HARARE, March 17 (The Source) – Zimbabwe’s trade deficit stood at $380 million in the first two months of 2016, narrowing from $466 million in the same period last year, reflecting still depressed domestic production, weak commodity prices and declining capacity to import, latest official figures show.
Figures released by the Zimbabwe Statistical agency (Zimstat) on Wednesday revealed that the country imported goods worth $839 million in January and February 2016, against exports valued at $459 million in the same period.
In the first two months of 2015, the country’s import bill reached $994 million, against imports of $527,8 million, according to central bank statistics.
The country registered an annual trade deficit of $3,3 billion in 2015, about a fifth of its GDP.
Market experts say continued decline in the country’s industrial capacity due to ageing equipment and high labour costs coupled with the strengthening of the United States dollar against regional countries are some of the factors underlying Zimbabwe’s trade gap.
Topping the list of imported products during the period under review were products such as maize, rice and crude oil while tobacco, minerals and wood products were the major exports.
“The country’s balance of payment position remains precariously difficult at a time when growth in manufactured exports is slow while the country has insufficient foreign currency reserves at its disposal to finance the current account deficit,” said an economist with a local bank.

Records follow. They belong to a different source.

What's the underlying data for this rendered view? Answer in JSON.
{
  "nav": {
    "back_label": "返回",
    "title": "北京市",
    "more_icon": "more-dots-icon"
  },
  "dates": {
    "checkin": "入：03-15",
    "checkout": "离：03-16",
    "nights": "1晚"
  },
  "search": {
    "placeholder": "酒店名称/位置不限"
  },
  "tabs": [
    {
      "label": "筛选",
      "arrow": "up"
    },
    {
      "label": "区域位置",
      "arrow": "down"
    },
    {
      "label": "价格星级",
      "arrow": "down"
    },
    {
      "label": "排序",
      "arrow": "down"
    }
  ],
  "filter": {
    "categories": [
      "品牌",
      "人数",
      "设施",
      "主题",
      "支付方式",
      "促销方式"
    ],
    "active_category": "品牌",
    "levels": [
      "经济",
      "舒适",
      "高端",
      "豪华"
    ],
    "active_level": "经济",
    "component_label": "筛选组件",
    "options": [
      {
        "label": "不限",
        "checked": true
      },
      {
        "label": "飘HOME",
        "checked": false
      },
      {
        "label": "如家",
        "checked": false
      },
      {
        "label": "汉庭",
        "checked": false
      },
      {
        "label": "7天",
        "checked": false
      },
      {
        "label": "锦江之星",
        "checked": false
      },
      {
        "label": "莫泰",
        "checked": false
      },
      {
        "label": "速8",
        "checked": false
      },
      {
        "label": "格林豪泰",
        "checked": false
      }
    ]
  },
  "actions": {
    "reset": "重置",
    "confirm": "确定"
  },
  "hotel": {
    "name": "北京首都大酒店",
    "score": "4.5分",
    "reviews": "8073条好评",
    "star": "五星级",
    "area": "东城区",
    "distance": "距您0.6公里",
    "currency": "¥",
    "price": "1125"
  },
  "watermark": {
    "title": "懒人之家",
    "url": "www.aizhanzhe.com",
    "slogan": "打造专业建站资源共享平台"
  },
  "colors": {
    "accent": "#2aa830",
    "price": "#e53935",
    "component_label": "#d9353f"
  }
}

Zimbabwe is exposed to external shocks due to the fragile global economy and its heavy reliance on commodities.